**TASK ITEM**
I would like the listing below retyped exactly, line by line.

━━ INFORMATION SHOWN ━━

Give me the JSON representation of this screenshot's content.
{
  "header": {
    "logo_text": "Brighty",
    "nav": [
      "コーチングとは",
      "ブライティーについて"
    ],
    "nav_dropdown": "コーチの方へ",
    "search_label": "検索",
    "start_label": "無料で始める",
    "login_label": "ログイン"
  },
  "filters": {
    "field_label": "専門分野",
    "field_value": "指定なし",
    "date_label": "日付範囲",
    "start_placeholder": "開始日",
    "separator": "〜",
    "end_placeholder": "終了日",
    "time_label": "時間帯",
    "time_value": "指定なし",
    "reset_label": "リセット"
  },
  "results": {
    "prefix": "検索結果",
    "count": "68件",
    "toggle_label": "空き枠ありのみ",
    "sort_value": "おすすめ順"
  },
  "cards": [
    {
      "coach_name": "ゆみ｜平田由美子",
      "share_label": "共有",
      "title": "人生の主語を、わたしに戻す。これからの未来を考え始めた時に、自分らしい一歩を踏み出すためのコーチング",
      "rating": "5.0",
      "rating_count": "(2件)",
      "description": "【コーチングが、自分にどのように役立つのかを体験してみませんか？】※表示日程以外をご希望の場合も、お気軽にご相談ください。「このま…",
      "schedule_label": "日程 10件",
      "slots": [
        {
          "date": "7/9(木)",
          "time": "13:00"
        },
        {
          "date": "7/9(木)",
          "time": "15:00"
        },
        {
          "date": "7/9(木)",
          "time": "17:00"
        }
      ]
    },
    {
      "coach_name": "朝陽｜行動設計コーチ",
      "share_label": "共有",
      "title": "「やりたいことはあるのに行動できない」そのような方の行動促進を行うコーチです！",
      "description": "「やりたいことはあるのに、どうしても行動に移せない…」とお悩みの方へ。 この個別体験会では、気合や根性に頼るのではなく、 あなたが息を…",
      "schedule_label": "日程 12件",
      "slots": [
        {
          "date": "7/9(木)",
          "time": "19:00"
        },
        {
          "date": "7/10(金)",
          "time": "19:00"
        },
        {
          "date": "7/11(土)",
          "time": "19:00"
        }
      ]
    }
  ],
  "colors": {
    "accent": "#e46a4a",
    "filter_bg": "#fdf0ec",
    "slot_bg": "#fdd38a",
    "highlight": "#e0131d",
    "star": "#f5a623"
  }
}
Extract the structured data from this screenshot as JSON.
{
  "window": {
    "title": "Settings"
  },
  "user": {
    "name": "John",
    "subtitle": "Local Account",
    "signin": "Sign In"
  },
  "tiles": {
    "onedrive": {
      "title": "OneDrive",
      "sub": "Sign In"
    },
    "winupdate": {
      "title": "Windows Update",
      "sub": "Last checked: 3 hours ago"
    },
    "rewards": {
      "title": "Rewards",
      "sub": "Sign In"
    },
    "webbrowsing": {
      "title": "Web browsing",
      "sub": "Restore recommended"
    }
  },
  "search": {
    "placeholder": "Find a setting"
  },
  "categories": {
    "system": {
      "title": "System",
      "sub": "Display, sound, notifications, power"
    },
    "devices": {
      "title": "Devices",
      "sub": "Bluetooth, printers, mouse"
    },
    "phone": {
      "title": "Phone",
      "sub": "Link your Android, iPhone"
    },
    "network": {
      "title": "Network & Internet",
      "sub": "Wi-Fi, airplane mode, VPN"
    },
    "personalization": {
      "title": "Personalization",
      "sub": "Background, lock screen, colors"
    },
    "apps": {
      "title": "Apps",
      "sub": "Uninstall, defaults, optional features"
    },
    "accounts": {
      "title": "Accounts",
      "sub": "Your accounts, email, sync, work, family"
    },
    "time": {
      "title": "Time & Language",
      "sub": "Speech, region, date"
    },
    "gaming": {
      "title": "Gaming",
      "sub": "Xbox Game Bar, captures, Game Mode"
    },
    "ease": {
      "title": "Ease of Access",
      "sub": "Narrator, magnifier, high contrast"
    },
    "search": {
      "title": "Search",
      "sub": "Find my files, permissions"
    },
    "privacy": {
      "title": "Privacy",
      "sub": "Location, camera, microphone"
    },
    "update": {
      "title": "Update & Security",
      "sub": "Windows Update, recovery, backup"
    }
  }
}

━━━

**YOUR RESPONSE**
Give me the JSON representation of this screenshot's content.
{
  "header": {
    "logo_text": "Brighty",
    "nav": [
      "コーチングとは",
      "ブライティーについて"
    ],
    "nav_dropdown": "コーチの方へ",
    "search_label": "検索",
    "start_label": "無料で始める",
    "login_label": "ログイン"
  },
  "filters": {
    "field_label": "専門分野",
    "field_value": "指定なし",
    "date_label": "日付範囲",
    "start_placeholder": "開始日",
    "separator": "〜",
    "end_placeholder": "終了日",
    "time_label": "時間帯",
    "time_value": "指定なし",
    "reset_label": "リセット"
  },
  "results": {
    "prefix": "検索結果",
    "count": "68件",
    "toggle_label": "空き枠ありのみ",
    "sort_value": "おすすめ順"
  },
  "cards": [
    {
      "coach_name": "ゆみ｜平田由美子",
      "share_label": "共有",
      "title": "人生の主語を、わたしに戻す。これからの未来を考え始めた時に、自分らしい一歩を踏み出すためのコーチング",
      "rating": "5.0",
      "rating_count": "(2件)",
      "description": "【コーチングが、自分にどのように役立つのかを体験してみませんか？】※表示日程以外をご希望の場合も、お気軽にご相談ください。「このま…",
      "schedule_label": "日程 10件",
      "slots": [
        {
          "date": "7/9(木)",
          "time": "13:00"
        },
        {
          "date": "7/9(木)",
          "time": "15:00"
        },
        {
          "date": "7/9(木)",
          "time": "17:00"
        }
      ]
    },
    {
      "coach_name": "朝陽｜行動設計コーチ",
      "share_label": "共有",
      "title": "「やりたいことはあるのに行動できない」そのような方の行動促進を行うコーチです！",
      "description": "「やりたいことはあるのに、どうしても行動に移せない…」とお悩みの方へ。 この個別体験会では、気合や根性に頼るのではなく、 あなたが息を…",
      "schedule_label": "日程 12件",
      "slots": [
        {
          "date": "7/9(木)",
          "time": "19:00"
        },
        {
          "date": "7/10(金)",
          "time": "19:00"
        },
        {
          "date": "7/11(土)",
          "time": "19:00"
        }
      ]
    }
  ],
  "colors": {
    "accent": "#e46a4a",
    "filter_bg": "#fdf0ec",
    "slot_bg": "#fdd38a",
    "highlight": "#e0131d",
    "star": "#f5a623"
  }
}
Extract the structured data from this screenshot as JSON.
{
  "window": {
    "title": "Settings"
  },
  "user": {
    "name": "John",
    "subtitle": "Local Account",
    "signin": "Sign In"
  },
  "tiles": {
    "onedrive": {
      "title": "OneDrive",
      "sub": "Sign In"
    },
    "winupdate": {
      "title": "Windows Update",
      "sub": "Last checked: 3 hours ago"
    },
    "rewards": {
      "title": "Rewards",
      "sub": "Sign In"
    },
    "webbrowsing": {
      "title": "Web browsing",
      "sub": "Restore recommended"
    }
  },
  "search": {
    "placeholder": "Find a setting"
  },
  "categories": {
    "system": {
      "title": "System",
      "sub": "Display, sound, notifications, power"
    },
    "devices": {
      "title": "Devices",
      "sub": "Bluetooth, printers, mouse"
    },
    "phone": {
      "title": "Phone",
      "sub": "Link your Android, iPhone"
    },
    "network": {
      "title": "Network & Internet",
      "sub": "Wi-Fi, airplane mode, VPN"
    },
    "personalization": {
      "title": "Personalization",
      "sub": "Background, lock screen, colors"
    },
    "apps": {
      "title": "Apps",
      "sub": "Uninstall, defaults, optional features"
    },
    "accounts": {
      "title": "Accounts",
      "sub": "Your accounts, email, sync, work, family"
    },
    "time": {
      "title": "Time & Language",
      "sub": "Speech, region, date"
    },
    "gaming": {
      "title": "Gaming",
      "sub": "Xbox Game Bar, captures, Game Mode"
    },
    "ease": {
      "title": "Ease of Access",
      "sub": "Narrator, magnifier, high contrast"
    },
    "search": {
      "title": "Search",
      "sub": "Find my files, permissions"
    },
    "privacy": {
      "title": "Privacy",
      "sub": "Location, camera, microphone"
    },
    "update": {
      "title": "Update & Security",
      "sub": "Windows Update, recovery, backup"
    }
  }
}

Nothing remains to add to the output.